[[ DATA UNDER STUDY, beginning ]]

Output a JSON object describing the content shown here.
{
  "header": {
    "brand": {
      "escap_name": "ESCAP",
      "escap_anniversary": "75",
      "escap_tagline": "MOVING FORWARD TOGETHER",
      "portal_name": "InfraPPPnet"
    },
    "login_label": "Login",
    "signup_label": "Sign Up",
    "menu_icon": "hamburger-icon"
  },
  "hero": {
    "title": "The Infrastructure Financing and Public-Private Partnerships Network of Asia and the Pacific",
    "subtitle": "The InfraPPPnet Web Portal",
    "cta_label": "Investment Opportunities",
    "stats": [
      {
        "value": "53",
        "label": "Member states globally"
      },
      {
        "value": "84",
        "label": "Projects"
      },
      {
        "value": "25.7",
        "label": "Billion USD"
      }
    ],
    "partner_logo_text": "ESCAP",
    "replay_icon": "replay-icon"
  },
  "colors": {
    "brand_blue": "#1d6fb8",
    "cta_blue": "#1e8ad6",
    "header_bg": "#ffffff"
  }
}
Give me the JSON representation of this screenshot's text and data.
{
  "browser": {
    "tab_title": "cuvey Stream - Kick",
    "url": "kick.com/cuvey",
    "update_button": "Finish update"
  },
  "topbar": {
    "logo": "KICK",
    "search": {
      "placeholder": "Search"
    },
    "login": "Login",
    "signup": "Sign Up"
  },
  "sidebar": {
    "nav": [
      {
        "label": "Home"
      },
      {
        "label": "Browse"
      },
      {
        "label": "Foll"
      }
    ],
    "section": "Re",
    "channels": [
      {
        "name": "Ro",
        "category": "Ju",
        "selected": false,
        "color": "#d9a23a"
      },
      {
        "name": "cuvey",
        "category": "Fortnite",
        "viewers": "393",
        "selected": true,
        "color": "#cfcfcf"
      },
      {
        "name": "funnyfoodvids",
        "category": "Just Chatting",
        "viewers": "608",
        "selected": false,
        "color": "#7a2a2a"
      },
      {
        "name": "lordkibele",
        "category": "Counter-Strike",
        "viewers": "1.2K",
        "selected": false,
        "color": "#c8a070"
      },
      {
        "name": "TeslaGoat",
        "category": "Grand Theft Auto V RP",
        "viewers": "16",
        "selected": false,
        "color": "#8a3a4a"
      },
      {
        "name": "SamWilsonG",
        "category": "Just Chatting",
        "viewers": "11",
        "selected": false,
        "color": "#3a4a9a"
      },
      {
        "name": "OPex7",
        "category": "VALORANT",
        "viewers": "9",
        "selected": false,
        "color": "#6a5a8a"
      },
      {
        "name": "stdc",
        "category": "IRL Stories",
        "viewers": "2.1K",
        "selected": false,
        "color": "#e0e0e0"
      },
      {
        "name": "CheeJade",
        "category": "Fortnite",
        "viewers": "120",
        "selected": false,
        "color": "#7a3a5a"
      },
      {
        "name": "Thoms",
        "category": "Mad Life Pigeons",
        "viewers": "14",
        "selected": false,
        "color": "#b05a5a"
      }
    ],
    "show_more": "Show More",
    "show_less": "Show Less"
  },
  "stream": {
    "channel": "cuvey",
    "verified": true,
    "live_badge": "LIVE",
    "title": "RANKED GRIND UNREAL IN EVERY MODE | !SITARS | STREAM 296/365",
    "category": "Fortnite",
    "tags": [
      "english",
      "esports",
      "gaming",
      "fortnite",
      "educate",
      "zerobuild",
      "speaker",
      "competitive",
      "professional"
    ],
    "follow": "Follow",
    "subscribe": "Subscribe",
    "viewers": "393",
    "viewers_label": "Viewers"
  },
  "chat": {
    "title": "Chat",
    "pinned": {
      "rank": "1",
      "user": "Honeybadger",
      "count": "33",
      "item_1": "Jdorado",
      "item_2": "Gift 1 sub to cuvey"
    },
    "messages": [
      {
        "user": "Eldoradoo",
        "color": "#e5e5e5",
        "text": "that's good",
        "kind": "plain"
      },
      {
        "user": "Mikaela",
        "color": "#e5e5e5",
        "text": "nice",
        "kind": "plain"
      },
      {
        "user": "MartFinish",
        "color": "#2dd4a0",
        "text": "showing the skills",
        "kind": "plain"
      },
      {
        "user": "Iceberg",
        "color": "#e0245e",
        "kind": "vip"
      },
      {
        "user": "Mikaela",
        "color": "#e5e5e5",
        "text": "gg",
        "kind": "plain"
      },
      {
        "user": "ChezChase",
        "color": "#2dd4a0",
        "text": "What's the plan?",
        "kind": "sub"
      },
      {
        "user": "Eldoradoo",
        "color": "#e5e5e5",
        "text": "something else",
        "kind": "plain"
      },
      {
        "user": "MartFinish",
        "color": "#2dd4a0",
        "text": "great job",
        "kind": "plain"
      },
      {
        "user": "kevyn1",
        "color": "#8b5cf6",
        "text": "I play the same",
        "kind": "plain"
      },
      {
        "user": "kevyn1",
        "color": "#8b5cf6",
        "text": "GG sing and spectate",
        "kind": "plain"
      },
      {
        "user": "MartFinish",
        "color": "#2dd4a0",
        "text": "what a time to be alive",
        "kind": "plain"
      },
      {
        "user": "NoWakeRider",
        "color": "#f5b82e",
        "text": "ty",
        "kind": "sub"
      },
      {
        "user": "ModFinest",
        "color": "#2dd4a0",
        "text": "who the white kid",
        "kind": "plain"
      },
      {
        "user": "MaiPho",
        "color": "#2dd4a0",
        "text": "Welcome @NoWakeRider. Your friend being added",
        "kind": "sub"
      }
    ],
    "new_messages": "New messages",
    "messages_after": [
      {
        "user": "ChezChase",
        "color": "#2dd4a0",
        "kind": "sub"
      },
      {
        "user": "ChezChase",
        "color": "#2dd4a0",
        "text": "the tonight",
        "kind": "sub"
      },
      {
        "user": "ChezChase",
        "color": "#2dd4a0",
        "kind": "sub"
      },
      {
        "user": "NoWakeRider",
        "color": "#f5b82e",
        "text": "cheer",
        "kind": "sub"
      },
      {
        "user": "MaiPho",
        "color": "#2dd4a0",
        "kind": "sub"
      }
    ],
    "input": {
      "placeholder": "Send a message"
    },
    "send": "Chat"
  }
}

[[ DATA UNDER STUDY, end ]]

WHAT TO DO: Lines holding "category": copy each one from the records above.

EXERCISE ANSWER:
        "category": "Ju",
        "category": "Fortnite",
        "category": "Just Chatting",
        "category": "Counter-Strike",
        "category": "Grand Theft Auto V RP",
        "category": "Just Chatting",
        "category": "VALORANT",
        "category": "IRL Stories",
        "category": "Fortnite",
        "category": "Mad Life Pigeons",
    "category": "Fortnite",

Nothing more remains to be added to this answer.